Institute in the Courts: Foreign Relations 4th Gains Attention

The Restatement of the Law Fourth, The Foreign Relations Law of the United States: Selected Topics in Treaties, Jurisdiction, and Sovereign Immunity, which was published in 2018, has been receiving significant attention in federal and state courts.

Foreign Relations Law Restatements Cited

Both the Third and Fourth Restatement of the Law, The Foreign Relations Law of the United States, were cited by the United States Court of Appeals, District of Columbia Circuit in Lusik Usoyan v. Republic of Turkey.

Profiling of Judges

This article will discuss the recent French law on “legal analytics” (i.e. technology enabled profiling of judges).

U.S. Supreme Court Cites Foreign Relations 3d and Conflict of Laws 2d
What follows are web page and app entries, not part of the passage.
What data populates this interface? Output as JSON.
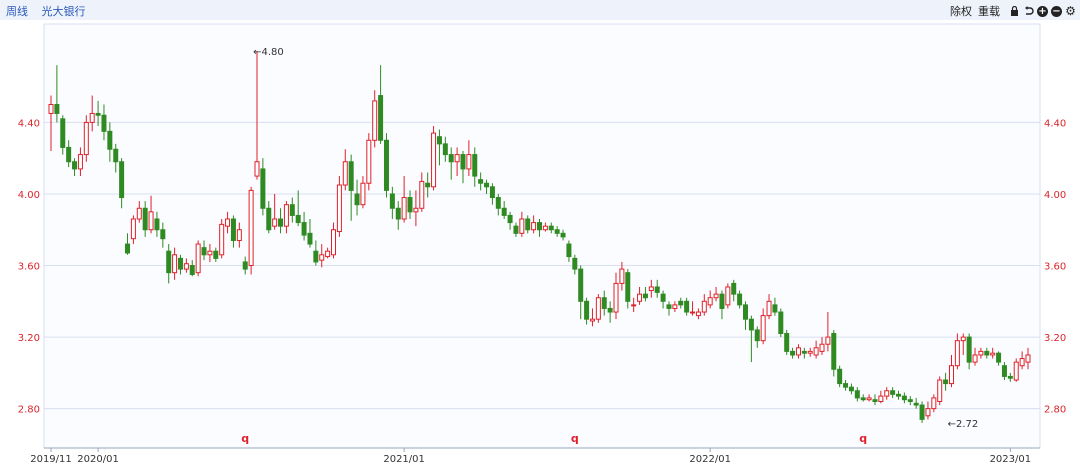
{
  "toolbar": {
    "period": "周线",
    "stock_name": "光大银行",
    "adjust": "除权",
    "overlay": "重载",
    "icons": [
      "lock-icon",
      "undo-icon",
      "zoom-in-icon",
      "zoom-out-icon",
      "gear-icon"
    ]
  },
  "colors": {
    "up": "#e0202a",
    "down": "#2f8a22",
    "grid": "#d7dff0",
    "axis_text": "#d9262c",
    "bg": "#ffffff",
    "plot_bg": "#fbfcff"
  },
  "chart_data": {
    "type": "candlestick",
    "ylim": [
      2.58,
      4.95
    ],
    "yticks": [
      "4.40",
      "4.00",
      "3.60",
      "3.20",
      "2.80"
    ],
    "xticks": [
      {
        "label": "2019/11",
        "index": 0
      },
      {
        "label": "2020/01",
        "index": 8
      },
      {
        "label": "2021/01",
        "index": 60
      },
      {
        "label": "2022/01",
        "index": 112
      },
      {
        "label": "2023/01",
        "index": 163
      }
    ],
    "annotations": [
      {
        "text": "←4.80",
        "index": 34,
        "value": 4.8,
        "pos": "right"
      },
      {
        "text": "←2.72",
        "index": 152,
        "value": 2.72,
        "pos": "right"
      }
    ],
    "markers": [
      {
        "text": "q",
        "index": 33
      },
      {
        "text": "q",
        "index": 89
      },
      {
        "text": "q",
        "index": 138
      }
    ],
    "candles": [
      [
        4.45,
        4.5,
        4.55,
        4.24
      ],
      [
        4.5,
        4.45,
        4.72,
        4.4
      ],
      [
        4.42,
        4.26,
        4.44,
        4.22
      ],
      [
        4.26,
        4.18,
        4.3,
        4.15
      ],
      [
        4.18,
        4.14,
        4.2,
        4.1
      ],
      [
        4.14,
        4.22,
        4.26,
        4.1
      ],
      [
        4.22,
        4.4,
        4.44,
        4.18
      ],
      [
        4.4,
        4.45,
        4.55,
        4.35
      ],
      [
        4.45,
        4.44,
        4.52,
        4.38
      ],
      [
        4.44,
        4.35,
        4.5,
        4.3
      ],
      [
        4.35,
        4.25,
        4.4,
        4.18
      ],
      [
        4.25,
        4.18,
        4.28,
        4.12
      ],
      [
        4.18,
        3.98,
        4.2,
        3.92
      ],
      [
        3.72,
        3.67,
        3.78,
        3.66
      ],
      [
        3.75,
        3.86,
        3.88,
        3.72
      ],
      [
        3.86,
        3.92,
        3.96,
        3.84
      ],
      [
        3.92,
        3.8,
        3.96,
        3.76
      ],
      [
        3.8,
        3.9,
        3.99,
        3.78
      ],
      [
        3.86,
        3.8,
        3.9,
        3.76
      ],
      [
        3.8,
        3.75,
        3.84,
        3.7
      ],
      [
        3.68,
        3.56,
        3.72,
        3.5
      ],
      [
        3.56,
        3.66,
        3.7,
        3.52
      ],
      [
        3.64,
        3.58,
        3.66,
        3.55
      ],
      [
        3.58,
        3.61,
        3.64,
        3.56
      ],
      [
        3.6,
        3.55,
        3.63,
        3.54
      ],
      [
        3.56,
        3.72,
        3.74,
        3.54
      ],
      [
        3.7,
        3.66,
        3.74,
        3.63
      ],
      [
        3.66,
        3.68,
        3.72,
        3.62
      ],
      [
        3.68,
        3.64,
        3.7,
        3.62
      ],
      [
        3.66,
        3.83,
        3.86,
        3.64
      ],
      [
        3.82,
        3.86,
        3.9,
        3.78
      ],
      [
        3.86,
        3.74,
        3.88,
        3.7
      ],
      [
        3.74,
        3.8,
        3.84,
        3.7
      ],
      [
        3.62,
        3.58,
        3.65,
        3.55
      ],
      [
        3.6,
        4.02,
        4.04,
        3.55
      ],
      [
        4.1,
        4.18,
        4.8,
        4.08
      ],
      [
        4.14,
        3.92,
        4.2,
        3.88
      ],
      [
        3.92,
        3.8,
        3.96,
        3.78
      ],
      [
        3.82,
        3.86,
        4.0,
        3.8
      ],
      [
        3.86,
        3.82,
        3.92,
        3.78
      ],
      [
        3.82,
        3.94,
        3.96,
        3.78
      ],
      [
        3.94,
        3.88,
        3.98,
        3.84
      ],
      [
        3.88,
        3.84,
        4.02,
        3.82
      ],
      [
        3.84,
        3.77,
        3.9,
        3.74
      ],
      [
        3.78,
        3.72,
        3.86,
        3.7
      ],
      [
        3.68,
        3.62,
        3.74,
        3.6
      ],
      [
        3.63,
        3.66,
        3.72,
        3.59
      ],
      [
        3.65,
        3.68,
        3.7,
        3.64
      ],
      [
        3.66,
        3.8,
        3.84,
        3.64
      ],
      [
        3.79,
        4.05,
        4.1,
        3.76
      ],
      [
        4.05,
        4.18,
        4.25,
        4.02
      ],
      [
        4.18,
        4.02,
        4.22,
        3.85
      ],
      [
        4.0,
        3.94,
        4.08,
        3.88
      ],
      [
        3.94,
        4.06,
        4.1,
        3.92
      ],
      [
        4.06,
        4.3,
        4.34,
        4.02
      ],
      [
        4.3,
        4.52,
        4.58,
        4.26
      ],
      [
        4.55,
        4.3,
        4.72,
        4.28
      ],
      [
        4.3,
        4.02,
        4.34,
        3.98
      ],
      [
        4.0,
        3.92,
        4.04,
        3.86
      ],
      [
        3.92,
        3.86,
        3.96,
        3.8
      ],
      [
        3.86,
        3.98,
        4.1,
        3.84
      ],
      [
        3.98,
        3.9,
        4.02,
        3.86
      ],
      [
        3.9,
        3.92,
        4.02,
        3.82
      ],
      [
        3.92,
        4.07,
        4.12,
        3.9
      ],
      [
        4.06,
        4.04,
        4.12,
        3.98
      ],
      [
        4.04,
        4.34,
        4.38,
        4.02
      ],
      [
        4.32,
        4.28,
        4.36,
        4.16
      ],
      [
        4.28,
        4.22,
        4.32,
        4.18
      ],
      [
        4.22,
        4.18,
        4.26,
        4.08
      ],
      [
        4.18,
        4.22,
        4.26,
        4.1
      ],
      [
        4.22,
        4.14,
        4.24,
        4.06
      ],
      [
        4.14,
        4.22,
        4.3,
        4.1
      ],
      [
        4.22,
        4.1,
        4.26,
        4.04
      ],
      [
        4.08,
        4.06,
        4.12,
        4.02
      ],
      [
        4.06,
        4.04,
        4.08,
        4.0
      ],
      [
        4.04,
        3.98,
        4.06,
        3.94
      ],
      [
        3.98,
        3.92,
        4.0,
        3.88
      ],
      [
        3.92,
        3.88,
        3.96,
        3.86
      ],
      [
        3.88,
        3.84,
        3.9,
        3.8
      ],
      [
        3.82,
        3.78,
        3.84,
        3.76
      ],
      [
        3.78,
        3.86,
        3.9,
        3.76
      ],
      [
        3.86,
        3.8,
        3.88,
        3.78
      ],
      [
        3.8,
        3.84,
        3.88,
        3.78
      ],
      [
        3.84,
        3.8,
        3.86,
        3.76
      ],
      [
        3.8,
        3.82,
        3.84,
        3.79
      ],
      [
        3.82,
        3.8,
        3.84,
        3.78
      ],
      [
        3.8,
        3.78,
        3.82,
        3.76
      ],
      [
        3.78,
        3.76,
        3.8,
        3.74
      ],
      [
        3.72,
        3.65,
        3.74,
        3.62
      ],
      [
        3.64,
        3.58,
        3.66,
        3.55
      ],
      [
        3.58,
        3.4,
        3.6,
        3.3
      ],
      [
        3.4,
        3.3,
        3.42,
        3.27
      ],
      [
        3.29,
        3.3,
        3.36,
        3.26
      ],
      [
        3.3,
        3.42,
        3.44,
        3.28
      ],
      [
        3.42,
        3.36,
        3.46,
        3.32
      ],
      [
        3.36,
        3.34,
        3.4,
        3.28
      ],
      [
        3.34,
        3.5,
        3.56,
        3.3
      ],
      [
        3.5,
        3.58,
        3.62,
        3.46
      ],
      [
        3.56,
        3.4,
        3.58,
        3.36
      ],
      [
        3.38,
        3.38,
        3.42,
        3.34
      ],
      [
        3.4,
        3.44,
        3.48,
        3.38
      ],
      [
        3.44,
        3.42,
        3.48,
        3.4
      ],
      [
        3.46,
        3.48,
        3.52,
        3.42
      ],
      [
        3.48,
        3.45,
        3.52,
        3.42
      ],
      [
        3.44,
        3.4,
        3.46,
        3.36
      ],
      [
        3.38,
        3.36,
        3.4,
        3.32
      ],
      [
        3.36,
        3.38,
        3.4,
        3.34
      ],
      [
        3.4,
        3.38,
        3.42,
        3.36
      ],
      [
        3.4,
        3.34,
        3.42,
        3.32
      ],
      [
        3.34,
        3.34,
        3.4,
        3.32
      ],
      [
        3.32,
        3.34,
        3.36,
        3.3
      ],
      [
        3.34,
        3.4,
        3.44,
        3.32
      ],
      [
        3.38,
        3.42,
        3.46,
        3.36
      ],
      [
        3.42,
        3.44,
        3.48,
        3.4
      ],
      [
        3.44,
        3.36,
        3.46,
        3.3
      ],
      [
        3.38,
        3.48,
        3.5,
        3.36
      ],
      [
        3.5,
        3.44,
        3.52,
        3.4
      ],
      [
        3.44,
        3.38,
        3.46,
        3.36
      ],
      [
        3.38,
        3.3,
        3.4,
        3.24
      ],
      [
        3.3,
        3.24,
        3.32,
        3.06
      ],
      [
        3.24,
        3.18,
        3.26,
        3.14
      ],
      [
        3.18,
        3.32,
        3.36,
        3.16
      ],
      [
        3.32,
        3.4,
        3.44,
        3.3
      ],
      [
        3.38,
        3.34,
        3.42,
        3.32
      ],
      [
        3.34,
        3.22,
        3.36,
        3.2
      ],
      [
        3.22,
        3.12,
        3.24,
        3.1
      ],
      [
        3.12,
        3.1,
        3.14,
        3.08
      ],
      [
        3.1,
        3.14,
        3.16,
        3.08
      ],
      [
        3.12,
        3.11,
        3.14,
        3.08
      ],
      [
        3.11,
        3.12,
        3.14,
        3.09
      ],
      [
        3.1,
        3.14,
        3.18,
        3.08
      ],
      [
        3.12,
        3.16,
        3.2,
        3.1
      ],
      [
        3.16,
        3.2,
        3.34,
        3.12
      ],
      [
        3.22,
        3.02,
        3.24,
        2.98
      ],
      [
        3.02,
        2.94,
        3.04,
        2.92
      ],
      [
        2.94,
        2.92,
        2.96,
        2.9
      ],
      [
        2.92,
        2.9,
        2.94,
        2.88
      ],
      [
        2.9,
        2.86,
        2.92,
        2.84
      ],
      [
        2.86,
        2.85,
        2.88,
        2.84
      ],
      [
        2.85,
        2.86,
        2.88,
        2.84
      ],
      [
        2.85,
        2.84,
        2.88,
        2.82
      ],
      [
        2.84,
        2.87,
        2.9,
        2.83
      ],
      [
        2.87,
        2.9,
        2.92,
        2.85
      ],
      [
        2.9,
        2.88,
        2.92,
        2.86
      ],
      [
        2.88,
        2.87,
        2.9,
        2.85
      ],
      [
        2.87,
        2.85,
        2.89,
        2.83
      ],
      [
        2.85,
        2.84,
        2.87,
        2.82
      ],
      [
        2.83,
        2.82,
        2.86,
        2.8
      ],
      [
        2.82,
        2.74,
        2.84,
        2.72
      ],
      [
        2.76,
        2.8,
        2.84,
        2.74
      ],
      [
        2.8,
        2.86,
        2.88,
        2.78
      ],
      [
        2.84,
        2.96,
        2.98,
        2.82
      ],
      [
        2.96,
        2.94,
        3.0,
        2.9
      ],
      [
        2.94,
        3.04,
        3.1,
        2.92
      ],
      [
        3.04,
        3.18,
        3.22,
        3.02
      ],
      [
        3.18,
        3.2,
        3.22,
        3.1
      ],
      [
        3.2,
        3.06,
        3.22,
        3.02
      ],
      [
        3.06,
        3.1,
        3.14,
        3.04
      ],
      [
        3.1,
        3.12,
        3.14,
        3.08
      ],
      [
        3.12,
        3.1,
        3.14,
        3.08
      ],
      [
        3.1,
        3.11,
        3.14,
        3.08
      ],
      [
        3.11,
        3.06,
        3.12,
        3.04
      ],
      [
        3.04,
        2.98,
        3.06,
        2.96
      ],
      [
        2.98,
        2.97,
        3.0,
        2.95
      ],
      [
        2.96,
        3.06,
        3.08,
        2.95
      ],
      [
        3.04,
        3.08,
        3.12,
        3.02
      ],
      [
        3.06,
        3.1,
        3.14,
        3.02
      ]
    ]
  }
}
In a dissenting opinion delivered in Hernández v. Mesa, No. 17-1678 (February 25, 2020), U.S. Supreme Court Associate Justice Ruth Bader Ginsburg quoted Restatement of the Law Third, The Foreign Relations Law of the United States § 402 and Restatement of the Law Second, Conflict of Laws § 145, Comment e.

Foreign Relations 4th Cited by D.C. Circuit Court of Appeals

In a recent case, the U.S. Court of Appeals for the District of Columbia cited the Restatement of the Law Fourth, The Foreign Relations Law of the United States, in holding that the U.S. District Court for the District of Columbia did not err in exercising extraterritorial jurisdiction over crimes committed by foreign nationals against U.S. law-enforcement officers on foreign soil.